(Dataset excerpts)
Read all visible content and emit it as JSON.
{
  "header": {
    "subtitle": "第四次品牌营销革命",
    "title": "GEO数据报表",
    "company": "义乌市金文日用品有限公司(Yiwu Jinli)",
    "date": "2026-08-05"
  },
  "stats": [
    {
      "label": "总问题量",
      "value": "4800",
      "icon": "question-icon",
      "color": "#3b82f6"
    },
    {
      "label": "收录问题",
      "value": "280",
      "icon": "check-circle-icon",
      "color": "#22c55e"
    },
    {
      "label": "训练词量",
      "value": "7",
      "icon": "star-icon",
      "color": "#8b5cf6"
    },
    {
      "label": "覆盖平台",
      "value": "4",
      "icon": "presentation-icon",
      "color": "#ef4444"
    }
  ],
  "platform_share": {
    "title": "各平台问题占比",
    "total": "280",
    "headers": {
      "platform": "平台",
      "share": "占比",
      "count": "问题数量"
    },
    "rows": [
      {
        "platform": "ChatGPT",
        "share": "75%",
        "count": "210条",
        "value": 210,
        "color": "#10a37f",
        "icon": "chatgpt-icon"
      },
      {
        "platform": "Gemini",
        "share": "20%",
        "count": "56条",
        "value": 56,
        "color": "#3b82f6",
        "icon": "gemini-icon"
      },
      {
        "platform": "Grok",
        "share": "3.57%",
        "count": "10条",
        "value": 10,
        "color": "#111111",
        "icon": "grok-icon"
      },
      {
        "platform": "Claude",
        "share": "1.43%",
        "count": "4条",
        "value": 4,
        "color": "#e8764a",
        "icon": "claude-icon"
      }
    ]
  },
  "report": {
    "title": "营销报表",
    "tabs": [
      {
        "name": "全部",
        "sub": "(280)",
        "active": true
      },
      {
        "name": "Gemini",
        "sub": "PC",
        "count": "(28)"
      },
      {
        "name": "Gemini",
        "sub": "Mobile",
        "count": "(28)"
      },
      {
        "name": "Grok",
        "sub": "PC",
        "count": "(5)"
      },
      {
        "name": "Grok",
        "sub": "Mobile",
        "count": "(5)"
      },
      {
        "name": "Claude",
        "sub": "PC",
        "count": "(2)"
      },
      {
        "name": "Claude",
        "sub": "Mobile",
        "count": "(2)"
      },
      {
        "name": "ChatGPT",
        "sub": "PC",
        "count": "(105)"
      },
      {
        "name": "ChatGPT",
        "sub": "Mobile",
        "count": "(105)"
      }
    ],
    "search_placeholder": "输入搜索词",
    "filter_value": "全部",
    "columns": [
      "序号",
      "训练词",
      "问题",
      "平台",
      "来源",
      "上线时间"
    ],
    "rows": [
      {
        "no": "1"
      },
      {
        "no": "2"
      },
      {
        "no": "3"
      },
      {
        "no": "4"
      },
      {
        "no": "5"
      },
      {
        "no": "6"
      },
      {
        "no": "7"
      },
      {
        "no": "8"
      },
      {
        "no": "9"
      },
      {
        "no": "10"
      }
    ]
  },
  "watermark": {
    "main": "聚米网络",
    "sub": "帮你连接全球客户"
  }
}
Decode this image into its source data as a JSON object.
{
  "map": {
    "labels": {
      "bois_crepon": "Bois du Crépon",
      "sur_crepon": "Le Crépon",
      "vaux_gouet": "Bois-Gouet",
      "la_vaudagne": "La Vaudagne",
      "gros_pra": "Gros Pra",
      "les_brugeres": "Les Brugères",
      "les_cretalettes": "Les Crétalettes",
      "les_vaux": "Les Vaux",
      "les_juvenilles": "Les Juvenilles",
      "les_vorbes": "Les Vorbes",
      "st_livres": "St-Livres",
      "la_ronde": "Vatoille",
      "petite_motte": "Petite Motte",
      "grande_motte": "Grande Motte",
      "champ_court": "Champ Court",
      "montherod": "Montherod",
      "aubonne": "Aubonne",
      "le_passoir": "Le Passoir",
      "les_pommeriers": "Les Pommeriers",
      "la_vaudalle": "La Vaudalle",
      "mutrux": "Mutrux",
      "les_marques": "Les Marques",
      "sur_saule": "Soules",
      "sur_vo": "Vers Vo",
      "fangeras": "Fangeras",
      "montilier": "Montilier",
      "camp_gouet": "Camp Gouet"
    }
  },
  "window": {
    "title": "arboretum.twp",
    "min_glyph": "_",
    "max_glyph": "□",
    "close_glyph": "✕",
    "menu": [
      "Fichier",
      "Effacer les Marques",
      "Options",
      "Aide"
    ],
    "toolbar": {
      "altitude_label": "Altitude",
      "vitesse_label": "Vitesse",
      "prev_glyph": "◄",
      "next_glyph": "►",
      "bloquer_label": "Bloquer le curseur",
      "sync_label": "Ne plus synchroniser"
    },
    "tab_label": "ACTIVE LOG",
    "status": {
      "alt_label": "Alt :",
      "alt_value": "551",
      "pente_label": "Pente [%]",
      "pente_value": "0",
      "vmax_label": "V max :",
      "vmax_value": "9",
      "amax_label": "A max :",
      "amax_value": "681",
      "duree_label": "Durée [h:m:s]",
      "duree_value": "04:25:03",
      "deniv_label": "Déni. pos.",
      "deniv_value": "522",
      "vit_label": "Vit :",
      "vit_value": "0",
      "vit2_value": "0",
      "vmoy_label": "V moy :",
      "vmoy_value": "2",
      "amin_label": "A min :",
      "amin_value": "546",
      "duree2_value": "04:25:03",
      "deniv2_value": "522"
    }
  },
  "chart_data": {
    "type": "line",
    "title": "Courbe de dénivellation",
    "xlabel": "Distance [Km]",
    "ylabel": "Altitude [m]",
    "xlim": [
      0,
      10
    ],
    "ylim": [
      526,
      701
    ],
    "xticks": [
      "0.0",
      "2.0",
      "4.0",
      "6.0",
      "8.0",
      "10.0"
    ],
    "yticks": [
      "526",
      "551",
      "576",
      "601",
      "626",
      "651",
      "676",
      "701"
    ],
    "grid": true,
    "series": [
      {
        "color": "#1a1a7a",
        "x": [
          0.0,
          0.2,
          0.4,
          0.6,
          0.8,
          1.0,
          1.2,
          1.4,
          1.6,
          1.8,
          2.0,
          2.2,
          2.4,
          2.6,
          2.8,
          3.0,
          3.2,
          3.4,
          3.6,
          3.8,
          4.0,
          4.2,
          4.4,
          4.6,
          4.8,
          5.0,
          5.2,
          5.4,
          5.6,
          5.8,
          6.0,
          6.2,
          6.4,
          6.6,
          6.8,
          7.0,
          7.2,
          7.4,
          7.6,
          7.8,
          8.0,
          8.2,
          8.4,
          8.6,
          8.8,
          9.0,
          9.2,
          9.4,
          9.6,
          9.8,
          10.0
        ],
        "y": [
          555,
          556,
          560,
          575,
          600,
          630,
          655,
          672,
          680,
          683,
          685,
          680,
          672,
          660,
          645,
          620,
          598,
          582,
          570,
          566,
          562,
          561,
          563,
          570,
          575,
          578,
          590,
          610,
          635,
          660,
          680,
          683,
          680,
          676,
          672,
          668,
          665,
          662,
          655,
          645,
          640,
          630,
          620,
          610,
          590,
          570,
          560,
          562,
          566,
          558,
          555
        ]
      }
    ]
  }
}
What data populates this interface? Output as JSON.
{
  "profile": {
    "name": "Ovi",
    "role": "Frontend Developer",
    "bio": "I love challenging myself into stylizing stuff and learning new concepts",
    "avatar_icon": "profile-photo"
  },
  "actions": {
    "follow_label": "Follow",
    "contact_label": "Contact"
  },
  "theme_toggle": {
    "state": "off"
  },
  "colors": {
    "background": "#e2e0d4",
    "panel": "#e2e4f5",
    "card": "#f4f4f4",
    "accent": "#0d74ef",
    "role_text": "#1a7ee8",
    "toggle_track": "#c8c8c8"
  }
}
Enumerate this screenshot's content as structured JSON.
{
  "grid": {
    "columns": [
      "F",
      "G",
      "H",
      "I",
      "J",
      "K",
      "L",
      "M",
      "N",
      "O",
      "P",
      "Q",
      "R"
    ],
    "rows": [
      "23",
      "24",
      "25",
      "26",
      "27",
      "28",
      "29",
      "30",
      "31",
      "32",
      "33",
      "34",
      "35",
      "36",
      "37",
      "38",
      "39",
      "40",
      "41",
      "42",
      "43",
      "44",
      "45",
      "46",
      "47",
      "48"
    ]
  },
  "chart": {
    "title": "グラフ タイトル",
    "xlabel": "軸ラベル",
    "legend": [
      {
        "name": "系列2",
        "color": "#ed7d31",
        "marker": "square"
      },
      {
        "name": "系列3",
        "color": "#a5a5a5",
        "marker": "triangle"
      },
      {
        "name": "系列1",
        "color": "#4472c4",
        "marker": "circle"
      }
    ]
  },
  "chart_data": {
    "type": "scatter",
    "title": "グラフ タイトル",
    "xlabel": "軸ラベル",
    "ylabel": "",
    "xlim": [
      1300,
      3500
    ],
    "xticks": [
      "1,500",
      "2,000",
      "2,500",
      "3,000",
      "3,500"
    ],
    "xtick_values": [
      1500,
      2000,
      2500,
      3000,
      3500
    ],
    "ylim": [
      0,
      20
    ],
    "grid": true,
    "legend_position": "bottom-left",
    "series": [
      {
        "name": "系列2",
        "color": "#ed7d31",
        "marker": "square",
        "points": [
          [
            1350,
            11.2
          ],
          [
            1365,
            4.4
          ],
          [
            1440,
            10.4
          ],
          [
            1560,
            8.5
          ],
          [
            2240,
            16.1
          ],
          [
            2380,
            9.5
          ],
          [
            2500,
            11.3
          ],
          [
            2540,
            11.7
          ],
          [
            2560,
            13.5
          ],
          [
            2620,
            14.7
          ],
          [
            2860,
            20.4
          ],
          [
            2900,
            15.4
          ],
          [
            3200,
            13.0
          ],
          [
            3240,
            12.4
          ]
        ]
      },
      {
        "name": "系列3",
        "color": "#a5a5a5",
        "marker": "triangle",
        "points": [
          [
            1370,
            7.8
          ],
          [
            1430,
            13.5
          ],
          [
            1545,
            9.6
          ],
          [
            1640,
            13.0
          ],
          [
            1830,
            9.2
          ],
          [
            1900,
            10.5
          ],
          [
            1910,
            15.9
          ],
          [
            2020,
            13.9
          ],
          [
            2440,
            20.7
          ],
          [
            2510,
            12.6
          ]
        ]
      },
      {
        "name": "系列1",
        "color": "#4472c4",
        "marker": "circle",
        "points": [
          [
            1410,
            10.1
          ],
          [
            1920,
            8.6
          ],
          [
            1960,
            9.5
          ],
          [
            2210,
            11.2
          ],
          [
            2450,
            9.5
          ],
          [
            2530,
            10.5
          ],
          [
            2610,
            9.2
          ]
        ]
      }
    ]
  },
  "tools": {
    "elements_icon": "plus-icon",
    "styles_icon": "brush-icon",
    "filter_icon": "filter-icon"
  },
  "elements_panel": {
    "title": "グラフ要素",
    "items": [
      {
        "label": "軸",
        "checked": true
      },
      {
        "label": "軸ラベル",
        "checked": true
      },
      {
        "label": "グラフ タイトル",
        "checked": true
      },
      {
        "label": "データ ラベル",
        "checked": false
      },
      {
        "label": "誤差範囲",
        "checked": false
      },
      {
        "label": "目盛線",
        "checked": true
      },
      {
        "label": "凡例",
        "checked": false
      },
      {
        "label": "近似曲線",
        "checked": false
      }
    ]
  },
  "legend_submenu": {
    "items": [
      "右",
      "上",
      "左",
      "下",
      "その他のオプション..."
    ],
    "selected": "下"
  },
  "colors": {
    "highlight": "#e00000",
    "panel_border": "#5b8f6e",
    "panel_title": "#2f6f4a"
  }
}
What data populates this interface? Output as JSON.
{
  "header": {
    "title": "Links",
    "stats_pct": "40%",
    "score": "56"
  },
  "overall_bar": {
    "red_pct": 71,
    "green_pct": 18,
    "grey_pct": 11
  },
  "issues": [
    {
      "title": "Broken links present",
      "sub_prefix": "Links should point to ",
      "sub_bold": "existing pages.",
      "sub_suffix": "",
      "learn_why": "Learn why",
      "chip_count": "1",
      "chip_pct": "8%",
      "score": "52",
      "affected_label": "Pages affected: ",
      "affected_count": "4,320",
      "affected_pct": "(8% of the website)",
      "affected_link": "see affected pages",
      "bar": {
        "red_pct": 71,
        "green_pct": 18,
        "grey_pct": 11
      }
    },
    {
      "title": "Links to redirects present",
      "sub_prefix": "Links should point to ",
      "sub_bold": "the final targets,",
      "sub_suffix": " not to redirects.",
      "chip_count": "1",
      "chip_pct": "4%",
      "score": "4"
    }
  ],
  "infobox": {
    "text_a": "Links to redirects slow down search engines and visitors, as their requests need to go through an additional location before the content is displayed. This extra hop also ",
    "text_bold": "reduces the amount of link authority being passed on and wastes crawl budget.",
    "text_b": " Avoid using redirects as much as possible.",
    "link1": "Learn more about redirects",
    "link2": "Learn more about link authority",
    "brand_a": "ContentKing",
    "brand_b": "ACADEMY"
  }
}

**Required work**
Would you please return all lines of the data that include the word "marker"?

**Answer box**
        "marker": "square"
        "marker": "triangle"
        "marker": "circle"
        "marker": "square",
        "marker": "triangle",
        "marker": "circle",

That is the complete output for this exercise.